The threat of a Government clampdown on advertising by drugs
companies has eased after an official promise to re-examine the
In a move which set alarm bells ringing across the ad industry last
year, the Medicines Control Agency warned pharmaceutical manufacturers
that it planned to seek the power to pre-vet all medical advertising, a
job currently carried out by the Proprietary Association of Great
Now the MCA, which sets the rules for drugs advertising, has agreed to
look again at plans to extend its powers ’in the light of industry
The MCA’s rethink comes as the Government contemplates either
legislation or a watertight code of practice to control direct marketing
by drugs companies (Campaign, last week).
Industry bodies reacted with dismay to last summer’s warning by the MCA,
which raised fears of a ’domino effect’ in which alcohol ads and those
targeted at children might also face statutory controls. The MCA claimed
an extension of its powers was needed because drugs companies were
consistently misinterpreting advertising rules.
If a statutory MCA code were imposed, companies could face fines of up
to pounds 5,000 and their directors up to five years in jail, even if
their ads conform to industry codes.
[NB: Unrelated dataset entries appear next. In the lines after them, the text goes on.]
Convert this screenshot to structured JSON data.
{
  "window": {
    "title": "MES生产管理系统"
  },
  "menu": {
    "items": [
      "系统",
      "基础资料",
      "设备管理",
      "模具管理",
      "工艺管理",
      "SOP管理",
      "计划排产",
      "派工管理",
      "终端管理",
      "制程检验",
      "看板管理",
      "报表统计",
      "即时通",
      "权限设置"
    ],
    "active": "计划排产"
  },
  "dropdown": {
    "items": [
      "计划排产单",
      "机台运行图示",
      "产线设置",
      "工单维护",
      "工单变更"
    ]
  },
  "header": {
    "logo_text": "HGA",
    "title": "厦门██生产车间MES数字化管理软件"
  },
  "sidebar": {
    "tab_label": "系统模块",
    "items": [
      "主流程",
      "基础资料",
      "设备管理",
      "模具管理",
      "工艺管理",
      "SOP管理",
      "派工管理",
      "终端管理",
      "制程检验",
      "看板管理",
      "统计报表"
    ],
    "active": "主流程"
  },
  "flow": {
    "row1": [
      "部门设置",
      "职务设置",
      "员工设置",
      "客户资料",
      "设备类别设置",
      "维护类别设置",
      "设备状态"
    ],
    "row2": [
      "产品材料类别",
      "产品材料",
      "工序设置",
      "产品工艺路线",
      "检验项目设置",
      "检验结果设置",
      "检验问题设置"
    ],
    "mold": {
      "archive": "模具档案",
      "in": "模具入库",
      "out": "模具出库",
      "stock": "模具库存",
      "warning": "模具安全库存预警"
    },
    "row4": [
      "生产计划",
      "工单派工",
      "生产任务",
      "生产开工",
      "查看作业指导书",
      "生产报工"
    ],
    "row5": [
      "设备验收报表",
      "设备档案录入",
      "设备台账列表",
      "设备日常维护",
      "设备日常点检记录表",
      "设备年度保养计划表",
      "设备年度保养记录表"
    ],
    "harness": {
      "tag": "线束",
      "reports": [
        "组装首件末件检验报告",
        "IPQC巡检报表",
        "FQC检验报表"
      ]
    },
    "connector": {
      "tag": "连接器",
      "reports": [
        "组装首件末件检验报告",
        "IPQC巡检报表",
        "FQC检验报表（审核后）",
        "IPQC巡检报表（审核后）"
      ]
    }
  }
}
There is no right of appeal against
MCA decisions and it doesn’t have to explain itself.
But although the MCA says it will reconsider the proposals, officials
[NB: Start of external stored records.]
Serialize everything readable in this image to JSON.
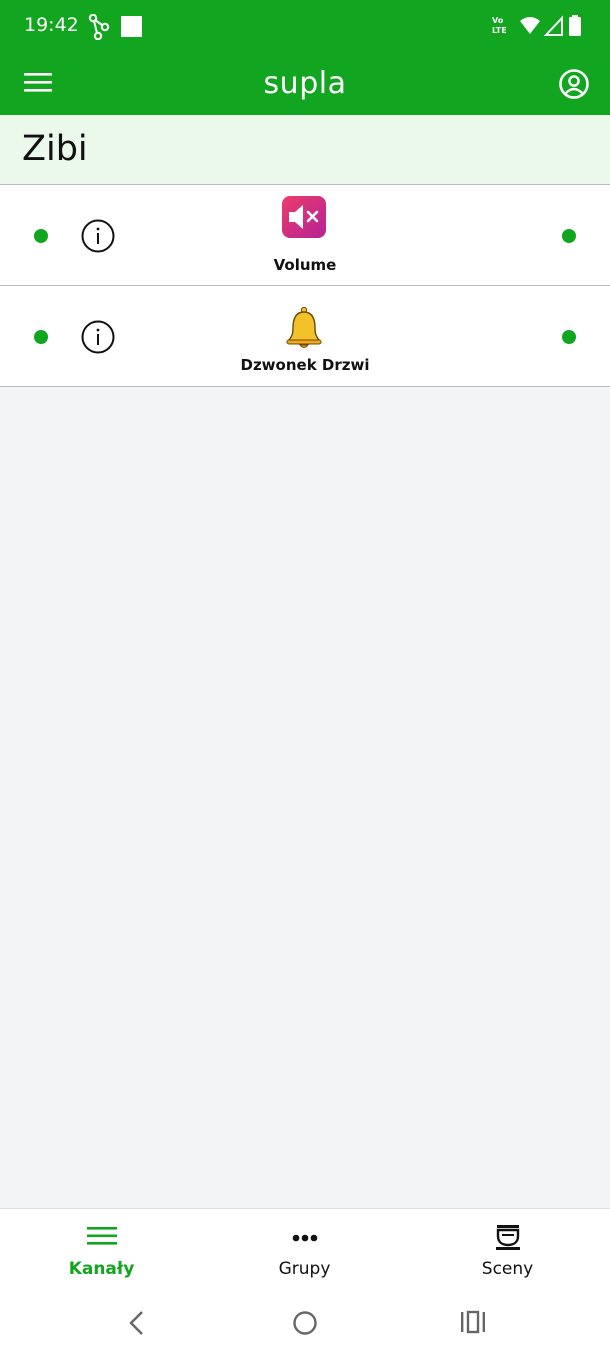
{
  "status_bar": {
    "time": "19:42",
    "left_icons": [
      "share-nodes-icon",
      "square-notification-icon"
    ],
    "right_icons": [
      "volte-icon",
      "wifi-icon",
      "cell-signal-icon",
      "battery-icon"
    ]
  },
  "app_bar": {
    "title": "supla",
    "menu_icon": "hamburger-menu-icon",
    "account_icon": "account-circle-icon"
  },
  "location": {
    "name": "Zibi"
  },
  "channels": [
    {
      "caption": "Volume",
      "icon": "speaker-mute-icon",
      "left_status": "online",
      "right_status": "online"
    },
    {
      "caption": "Dzwonek Drzwi",
      "icon": "bell-icon",
      "left_status": "online",
      "right_status": "online"
    }
  ],
  "bottom_nav": {
    "items": [
      {
        "label": "Kanały",
        "icon": "list-icon",
        "active": true
      },
      {
        "label": "Grupy",
        "icon": "dots-icon",
        "active": false
      },
      {
        "label": "Sceny",
        "icon": "cup-icon",
        "active": false
      }
    ]
  },
  "system_nav": [
    "back-icon",
    "home-icon",
    "recents-icon"
  ],
  "colors": {
    "primary": "#12a51f",
    "location_bg": "#eaf9ea",
    "page_bg": "#f3f4f6",
    "volume_icon": "#e0307a",
    "bell_icon": "#f5c12b"
  }
}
have refused to consult again with interested parties, fuelling fears
that they will come up with an unworkable plan.
Sara Price, the Advertising Association’s head of public affairs, said:
’The MCA says it would only use its new powers in extreme
But we don’t believe it needs those powers in the first place. It has
never been forced to use the already considerable authority it already